Every player in Football Manager Handheld is rated on a scale of 1 to 20 in no fewer than 17 visible attributes. Ratings for skills such as crossing, tackling, teamwork, and stamina can tell you a lot about a player, but since there are also a number of invisible attributes at play in the background, the only way you'll ever really get to know a player is by having your scout check them out or by seeing them in action yourself. If you rush in and sign a new player without first checking him out you might find that your new star is ready to give up any time your team goes a goal behind, for example, or that he has a penchant for starting trouble with other players in the dressing room. The transfer market is arguably one of the most engaging things about Football Manager Handheld, and there are few things more satisfying than seeing a teenager that you plucked from some unknown team making a name for himself (and perhaps money for your club) on the European stage as a result of the training he received under your management.

You don't actually get to "see" players in Football Manager Handheld, of course, because matches are played out using little more than a coloured bar representing the two teams' recent possession and text-based commentary. It's a virtually identical system to that employed in the Championship Manager games of old, and while it might sound prehistoric to any of you who aren't familiar with the series, fans would argue that the games you see being played out in your head while reading the commentary and checking your players' stats are often superior to those that you see being contested by polygonal teams in other management games. In that regard, Football Manager can be likened to reading a good book, while some other management games might be compared to watching a movie that's based on but just isn't as good as that same book.

It's disappointing that the game's only sound comes courtesy of a clicking noise when you're navigating menus, but the lack of other audio does mean that the UMD never needs to be accessed once the game is loaded, which means the battery lasts a lot longer. Football Manager Handheld also has the unique distinction of being a game that you can play (watch) for so long without touching anything that the dim-screen screensaver sometimes kicks in midmatch.

It's unlikely that you'll field the exact same team for more than two or three consecutive matches.
It's unlikely that you'll field the exact same team for more than two or three consecutive matches.

Once your list of player names and statistics steps out onto the pitch, you'll find that matches offer the same kind of emotional roller coaster that you might experience as a real-life fan of the sport. Goals are disallowed, players are sent off, penalty appeals are dismissed, and nasty tackles can see your best players relegated to the injuries list for months at a time. The danger with any sports-management game is that you can simply settle on your preferred formation, lineup, and tactics at the start of a season, and then do little more than press "start" ahead of each match thereafter. This simply isn't the case with Football Manager Handheld, because in addition to the aforementioned red card and injury dramas, many players will need to be rested regularly, will be called up for international duty, or will simply have bad days.
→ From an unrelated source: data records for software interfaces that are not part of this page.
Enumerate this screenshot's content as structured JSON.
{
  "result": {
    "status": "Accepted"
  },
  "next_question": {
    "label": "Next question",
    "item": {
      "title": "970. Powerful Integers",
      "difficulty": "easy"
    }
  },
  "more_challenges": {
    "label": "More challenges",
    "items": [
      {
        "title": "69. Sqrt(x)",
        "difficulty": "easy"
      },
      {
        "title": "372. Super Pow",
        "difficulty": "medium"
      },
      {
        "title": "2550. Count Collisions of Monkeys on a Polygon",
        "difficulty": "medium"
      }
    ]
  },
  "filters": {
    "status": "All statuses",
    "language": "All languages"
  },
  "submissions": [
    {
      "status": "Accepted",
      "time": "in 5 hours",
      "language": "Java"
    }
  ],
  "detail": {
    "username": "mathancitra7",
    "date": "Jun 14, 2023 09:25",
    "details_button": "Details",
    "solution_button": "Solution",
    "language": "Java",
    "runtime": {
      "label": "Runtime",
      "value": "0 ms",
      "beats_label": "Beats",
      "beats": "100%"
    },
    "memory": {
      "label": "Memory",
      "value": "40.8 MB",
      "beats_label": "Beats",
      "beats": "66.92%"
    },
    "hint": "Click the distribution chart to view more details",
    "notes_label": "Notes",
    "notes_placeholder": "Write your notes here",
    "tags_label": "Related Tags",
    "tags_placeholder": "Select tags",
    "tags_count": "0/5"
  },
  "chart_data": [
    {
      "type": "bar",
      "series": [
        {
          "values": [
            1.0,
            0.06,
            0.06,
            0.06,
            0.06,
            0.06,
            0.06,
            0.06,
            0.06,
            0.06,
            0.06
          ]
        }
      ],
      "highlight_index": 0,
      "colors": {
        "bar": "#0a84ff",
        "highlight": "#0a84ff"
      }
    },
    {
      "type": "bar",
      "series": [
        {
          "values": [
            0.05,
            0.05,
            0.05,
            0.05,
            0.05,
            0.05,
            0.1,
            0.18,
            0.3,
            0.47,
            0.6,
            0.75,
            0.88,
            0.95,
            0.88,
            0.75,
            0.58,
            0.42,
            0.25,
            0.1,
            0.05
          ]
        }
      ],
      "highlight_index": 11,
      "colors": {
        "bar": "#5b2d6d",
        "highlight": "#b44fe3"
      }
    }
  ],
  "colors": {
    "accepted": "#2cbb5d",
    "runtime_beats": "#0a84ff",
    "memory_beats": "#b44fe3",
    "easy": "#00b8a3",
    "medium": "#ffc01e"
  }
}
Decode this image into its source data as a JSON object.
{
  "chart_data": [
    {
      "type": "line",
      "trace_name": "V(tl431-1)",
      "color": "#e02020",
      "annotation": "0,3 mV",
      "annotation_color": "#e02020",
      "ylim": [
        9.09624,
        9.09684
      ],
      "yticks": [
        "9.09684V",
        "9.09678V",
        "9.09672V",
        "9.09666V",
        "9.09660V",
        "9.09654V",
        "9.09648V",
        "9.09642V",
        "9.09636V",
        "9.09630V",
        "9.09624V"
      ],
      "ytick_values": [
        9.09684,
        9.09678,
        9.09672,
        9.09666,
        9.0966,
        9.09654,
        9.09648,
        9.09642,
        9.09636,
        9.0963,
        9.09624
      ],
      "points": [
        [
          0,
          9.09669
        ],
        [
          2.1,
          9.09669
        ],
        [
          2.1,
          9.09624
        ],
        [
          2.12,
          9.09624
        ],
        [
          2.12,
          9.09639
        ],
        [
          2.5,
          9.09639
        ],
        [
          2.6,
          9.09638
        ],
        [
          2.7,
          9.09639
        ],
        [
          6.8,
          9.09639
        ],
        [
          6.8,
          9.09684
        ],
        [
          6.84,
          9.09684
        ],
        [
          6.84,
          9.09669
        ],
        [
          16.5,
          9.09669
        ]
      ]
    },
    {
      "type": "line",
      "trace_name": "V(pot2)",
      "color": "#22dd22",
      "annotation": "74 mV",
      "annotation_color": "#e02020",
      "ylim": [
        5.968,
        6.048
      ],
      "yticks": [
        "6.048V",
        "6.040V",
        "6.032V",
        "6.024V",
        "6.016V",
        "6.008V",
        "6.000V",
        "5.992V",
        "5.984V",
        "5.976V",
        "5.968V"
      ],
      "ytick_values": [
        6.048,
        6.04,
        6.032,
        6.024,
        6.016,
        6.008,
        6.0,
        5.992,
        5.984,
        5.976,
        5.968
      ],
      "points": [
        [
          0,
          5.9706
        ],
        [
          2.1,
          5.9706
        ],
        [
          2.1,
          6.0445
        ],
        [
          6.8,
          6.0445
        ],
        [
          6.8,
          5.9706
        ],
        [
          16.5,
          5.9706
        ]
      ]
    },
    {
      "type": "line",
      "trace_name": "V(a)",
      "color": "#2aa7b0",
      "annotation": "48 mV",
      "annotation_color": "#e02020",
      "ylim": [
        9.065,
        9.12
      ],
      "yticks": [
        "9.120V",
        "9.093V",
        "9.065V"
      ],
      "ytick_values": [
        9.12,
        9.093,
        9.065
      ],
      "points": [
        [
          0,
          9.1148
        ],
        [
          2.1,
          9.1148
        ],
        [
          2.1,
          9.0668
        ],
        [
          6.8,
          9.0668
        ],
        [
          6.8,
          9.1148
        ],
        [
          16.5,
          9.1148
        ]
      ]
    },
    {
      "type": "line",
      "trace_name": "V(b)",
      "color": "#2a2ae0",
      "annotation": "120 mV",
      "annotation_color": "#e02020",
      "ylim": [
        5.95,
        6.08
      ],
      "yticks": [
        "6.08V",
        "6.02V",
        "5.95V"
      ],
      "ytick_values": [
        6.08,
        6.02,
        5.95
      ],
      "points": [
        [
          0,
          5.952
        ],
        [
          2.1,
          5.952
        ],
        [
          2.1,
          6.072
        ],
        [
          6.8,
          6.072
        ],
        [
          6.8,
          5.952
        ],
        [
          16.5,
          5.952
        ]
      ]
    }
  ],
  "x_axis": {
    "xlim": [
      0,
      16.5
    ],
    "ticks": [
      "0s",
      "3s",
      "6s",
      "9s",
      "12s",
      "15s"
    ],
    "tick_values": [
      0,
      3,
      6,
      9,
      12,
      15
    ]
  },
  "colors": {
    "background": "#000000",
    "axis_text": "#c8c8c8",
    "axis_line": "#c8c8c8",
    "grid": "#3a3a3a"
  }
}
Football Manager Handheld doesn't come close to offering as much depth as its PC and Xbox 360 counterparts, but given how long it takes to play those games properly, that's really no bad thing. Football Manager Handheld is a game that can be enjoyed for 10 minutes at a time or 10 hours at a time, and while some kind of multiplayer content would've been welcome, the single-player game is such that you'll likely still be in charge of the same team a year or two from now. If you're a Football Manager veteran, you'll find plenty that's familiar here, and if you're a newcomer to the series, this handheld "light" version of the PC favourite is a great place to start.

The Good

  • Easy on the eyes
  • Great for newcomers and veterans alike
  • Uncomplicated menu system
  • Can play for hours between battery charges

The Bad

  • Only one sound effect
  • No multiplayer support